Goal of the exercise> Every record below, from first to last, should be copied exactly; leave the pictures out.

▶

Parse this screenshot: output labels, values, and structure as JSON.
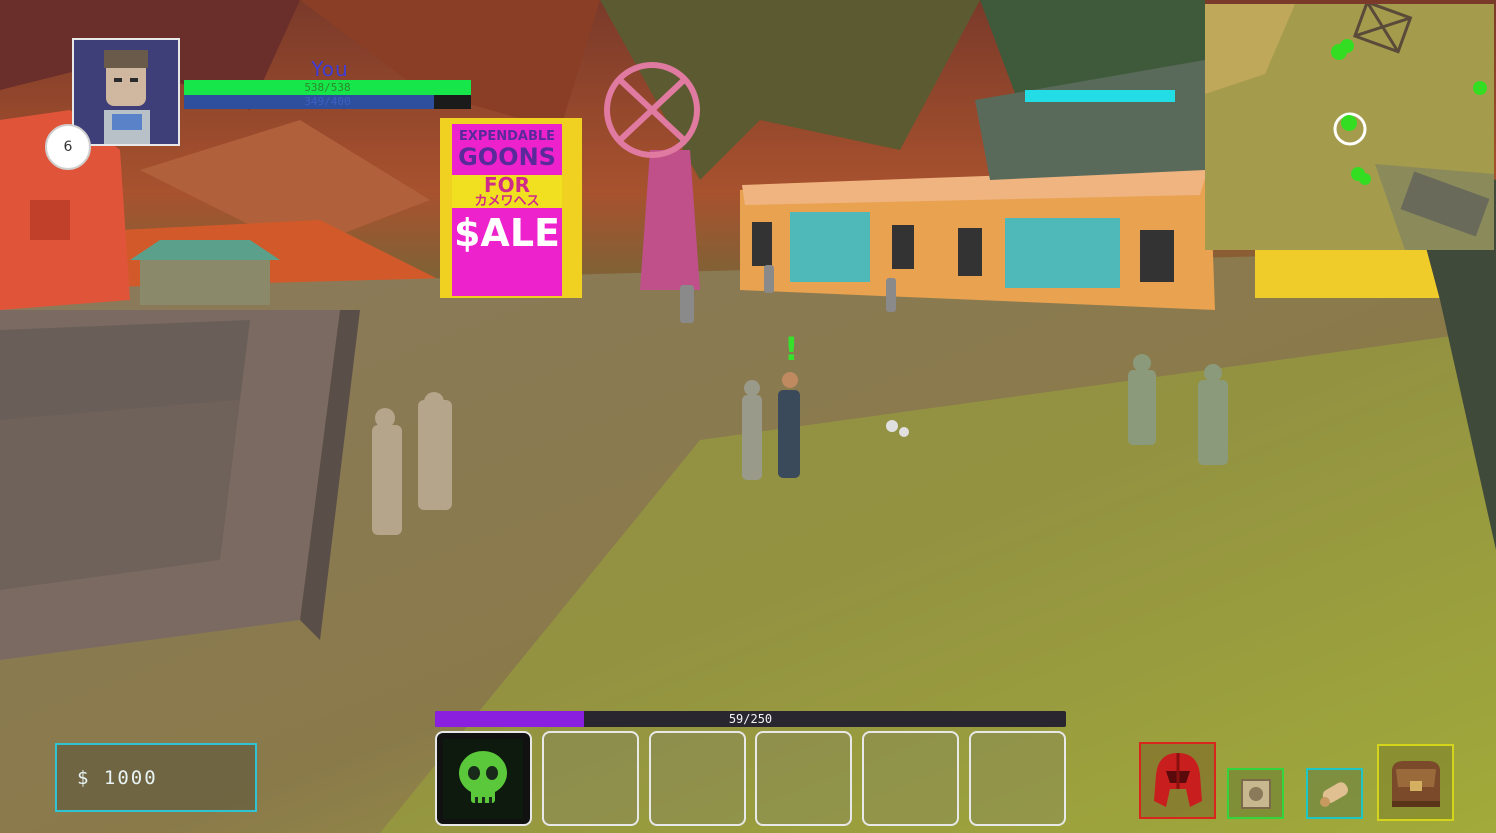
{
  "player": {
    "name": "You",
    "level": "6",
    "hp_text": "538/538",
    "hp_fraction": 1.0,
    "mp_text": "349/400",
    "mp_fraction": 0.8725,
    "portrait_icon": "armored-pilot-portrait-icon"
  },
  "billboard": {
    "line1": "EXPENDABLE",
    "line2": "GOONS",
    "line3": "FOR",
    "line4": "カメワヘス",
    "line5": "$ALE"
  },
  "quest_marker": "!",
  "experience": {
    "text": "59/250",
    "fraction": 0.236
  },
  "hotbar": {
    "slots": [
      {
        "icon": "green-skull-icon",
        "filled": true
      },
      {
        "icon": "",
        "filled": false
      },
      {
        "icon": "",
        "filled": false
      },
      {
        "icon": "",
        "filled": false
      },
      {
        "icon": "",
        "filled": false
      },
      {
        "icon": "",
        "filled": false
      }
    ]
  },
  "wallet": {
    "text": "$ 1000"
  },
  "menu": {
    "buttons": [
      {
        "name": "equipment-button",
        "icon": "red-helmet-icon",
        "border": "#d9261c"
      },
      {
        "name": "skills-button",
        "icon": "skill-book-icon",
        "border": "#34d43c"
      },
      {
        "name": "quests-button",
        "icon": "scroll-icon",
        "border": "#1fc6c6"
      },
      {
        "name": "inventory-button",
        "icon": "backpack-icon",
        "border": "#d4d41c"
      }
    ]
  },
  "colors": {
    "hp": "#16e64a",
    "mp": "#2d4f9e",
    "xp": "#8a1fe0",
    "wallet_border": "#2fc4d4",
    "minimap_player_marker": "#ffffff",
    "minimap_npc_marker": "#33dd22"
  }
}
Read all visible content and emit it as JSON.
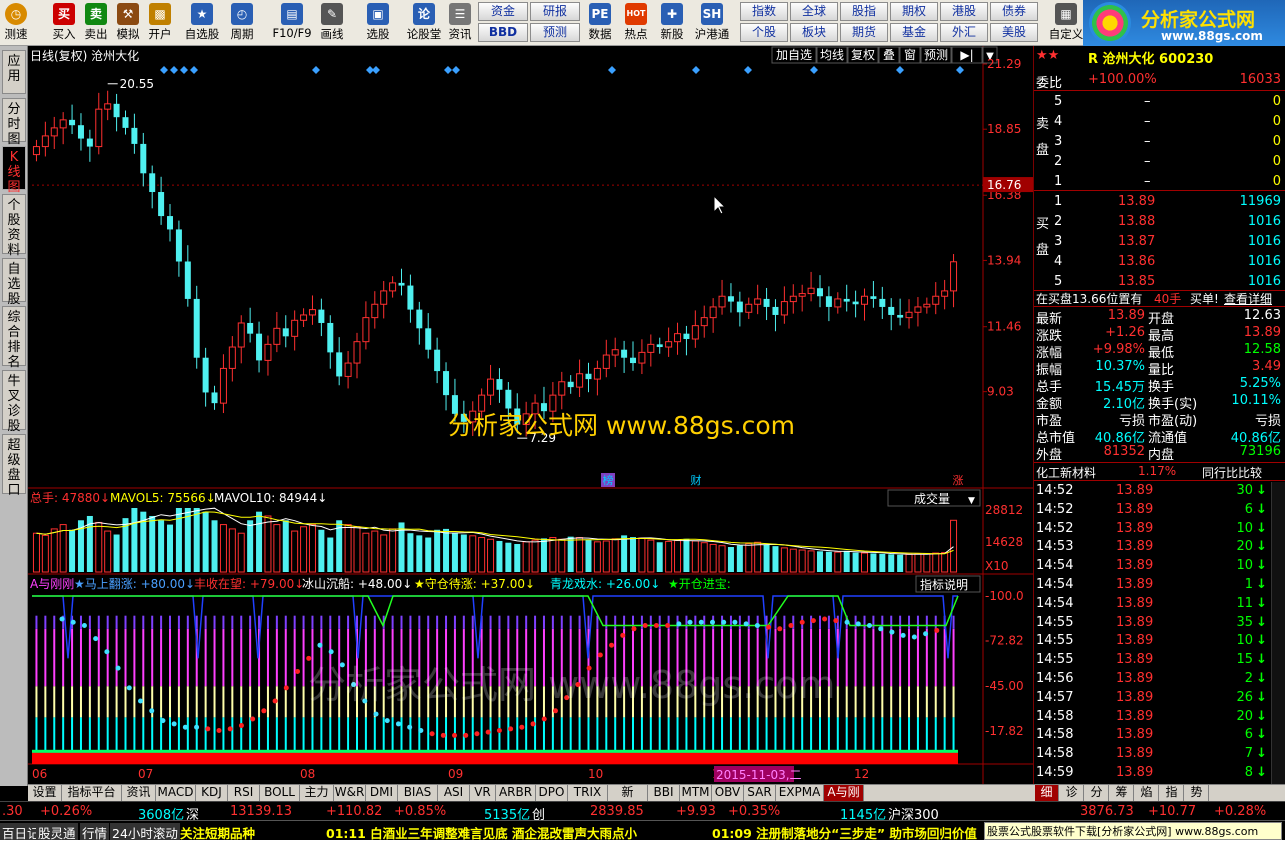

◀

Completed exercise>
Parse this screenshot: output labels, values, and structure as JSON.
{
  "player": {
    "name": "You",
    "level": "6",
    "hp_text": "538/538",
    "hp_fraction": 1.0,
    "mp_text": "349/400",
    "mp_fraction": 0.8725,
    "portrait_icon": "armored-pilot-portrait-icon"
  },
  "billboard": {
    "line1": "EXPENDABLE",
    "line2": "GOONS",
    "line3": "FOR",
    "line4": "カメワヘス",
    "line5": "$ALE"
  },
  "quest_marker": "!",
  "experience": {
    "text": "59/250",
    "fraction": 0.236
  },
  "hotbar": {
    "slots": [
      {
        "icon": "green-skull-icon",
        "filled": true
      },
      {
        "icon": "",
        "filled": false
      },
      {
        "icon": "",
        "filled": false
      },
      {
        "icon": "",
        "filled": false
      },
      {
        "icon": "",
        "filled": false
      },
      {
        "icon": "",
        "filled": false
      }
    ]
  },
  "wallet": {
    "text": "$ 1000"
  },
  "menu": {
    "buttons": [
      {
        "name": "equipment-button",
        "icon": "red-helmet-icon",
        "border": "#d9261c"
      },
      {
        "name": "skills-button",
        "icon": "skill-book-icon",
        "border": "#34d43c"
      },
      {
        "name": "quests-button",
        "icon": "scroll-icon",
        "border": "#1fc6c6"
      },
      {
        "name": "inventory-button",
        "icon": "backpack-icon",
        "border": "#d4d41c"
      }
    ]
  },
  "colors": {
    "hp": "#16e64a",
    "mp": "#2d4f9e",
    "xp": "#8a1fe0",
    "wallet_border": "#2fc4d4",
    "minimap_player_marker": "#ffffff",
    "minimap_npc_marker": "#33dd22"
  }
}
Read all visible content and emit it as JSON.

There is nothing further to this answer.